» What you have to do
In the data, find each line where the word "JSON" appears and list that line.

┏━━

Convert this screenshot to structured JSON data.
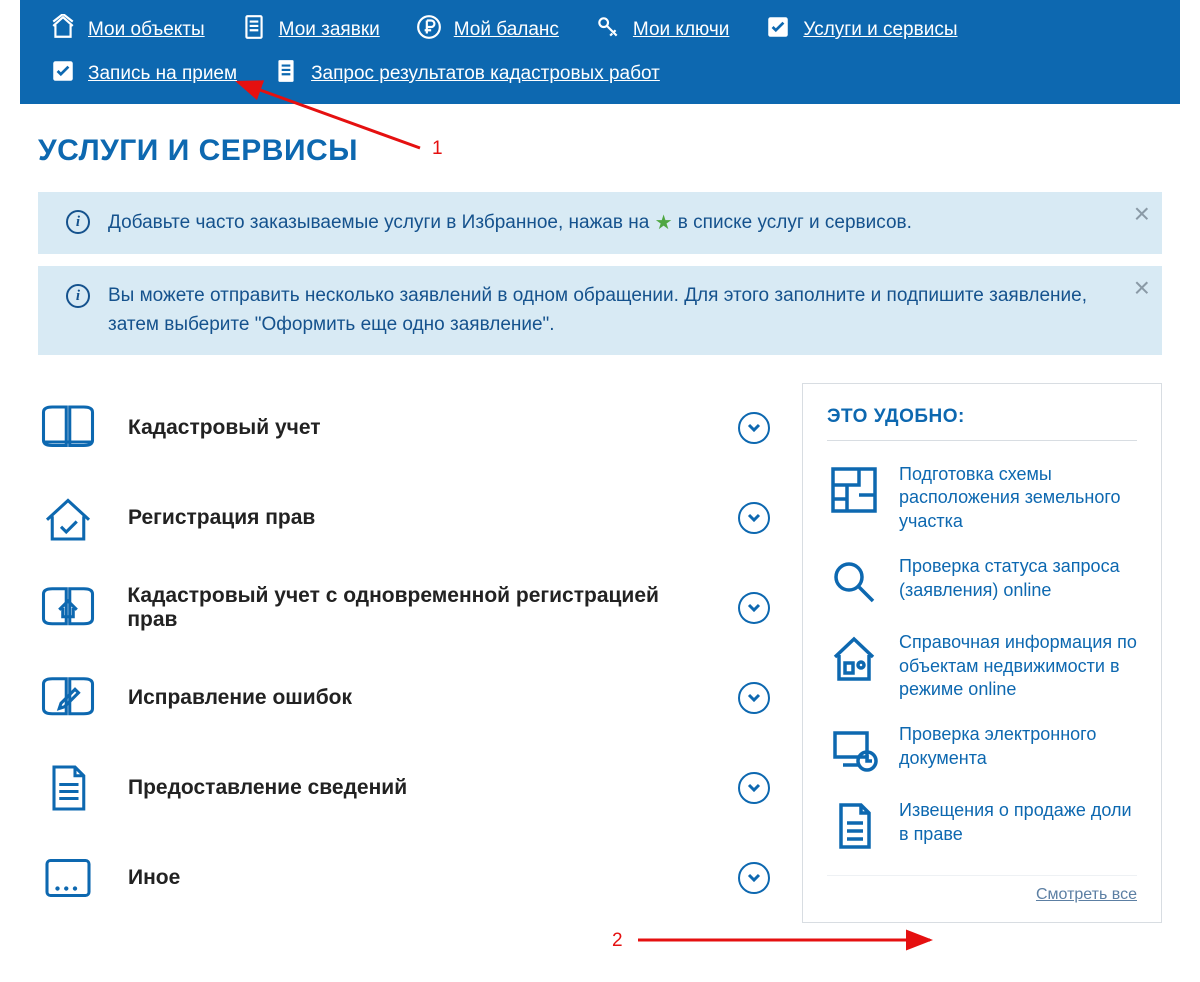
{
  "nav": {
    "items": [
      {
        "label": "Мои объекты",
        "icon": "home"
      },
      {
        "label": "Мои заявки",
        "icon": "doc"
      },
      {
        "label": "Мой баланс",
        "icon": "ruble"
      },
      {
        "label": "Мои ключи",
        "icon": "key"
      },
      {
        "label": "Услуги и сервисы",
        "icon": "check"
      },
      {
        "label": "Запись на прием",
        "icon": "check"
      },
      {
        "label": "Запрос результатов кадастровых работ",
        "icon": "doc2"
      }
    ]
  },
  "page_title": "УСЛУГИ И СЕРВИСЫ",
  "info1_before": "Добавьте часто заказываемые услуги в Избранное, нажав на ",
  "info1_after": " в списке услуг и сервисов.",
  "info2": "Вы можете отправить несколько заявлений в одном обращении. Для этого заполните и подпишите заявление, затем выберите \"Оформить еще одно заявление\".",
  "categories": [
    {
      "title": "Кадастровый учет",
      "icon": "book"
    },
    {
      "title": "Регистрация прав",
      "icon": "house-check"
    },
    {
      "title": "Кадастровый учет с одновременной регистрацией прав",
      "icon": "book-house"
    },
    {
      "title": "Исправление ошибок",
      "icon": "book-pencil"
    },
    {
      "title": "Предоставление сведений",
      "icon": "document"
    },
    {
      "title": "Иное",
      "icon": "other"
    }
  ],
  "sidebar": {
    "title": "ЭТО УДОБНО:",
    "items": [
      {
        "label": "Подготовка схемы расположения земельного участка",
        "icon": "map"
      },
      {
        "label": "Проверка статуса запроса (заявления) online",
        "icon": "search"
      },
      {
        "label": "Справочная информация по объектам недвижимости в режиме online",
        "icon": "house-info"
      },
      {
        "label": "Проверка электронного документа",
        "icon": "device"
      },
      {
        "label": "Извещения о продаже доли в праве",
        "icon": "doc-lines"
      }
    ],
    "see_all": "Смотреть все"
  },
  "annotations": {
    "label1": "1",
    "label2": "2"
  }
}
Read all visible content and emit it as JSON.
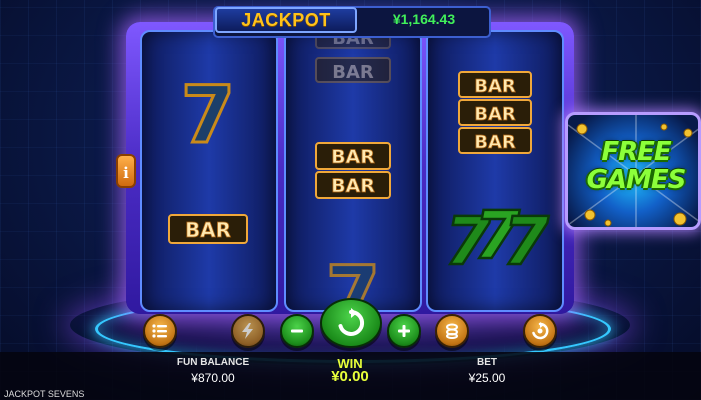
{
  "jackpot": {
    "label": "JACKPOT",
    "amount": "¥1,164.43"
  },
  "info_button": {
    "label": "i"
  },
  "symbols": {
    "bar": "BAR",
    "seven": "7"
  },
  "free_games": {
    "line1": "FREE",
    "line2": "GAMES"
  },
  "balance": {
    "label": "FUN BALANCE",
    "value": "¥870.00"
  },
  "win": {
    "label": "WIN",
    "value": "¥0.00"
  },
  "bet": {
    "label": "BET",
    "value": "¥25.00"
  },
  "game_title": "JACKPOT SEVENS",
  "controls": [
    "menu-icon",
    "turbo-icon",
    "minus-icon",
    "spin-icon",
    "plus-icon",
    "coins-icon",
    "autoplay-icon"
  ],
  "colors": {
    "accent_green": "#41f05a",
    "jackpot_gold": "#ffc21a",
    "win_yellow": "#e8ff3a"
  }
}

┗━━

» Written answer
Convert this screenshot to structured JSON data.
Read all visible content and emit it as JSON.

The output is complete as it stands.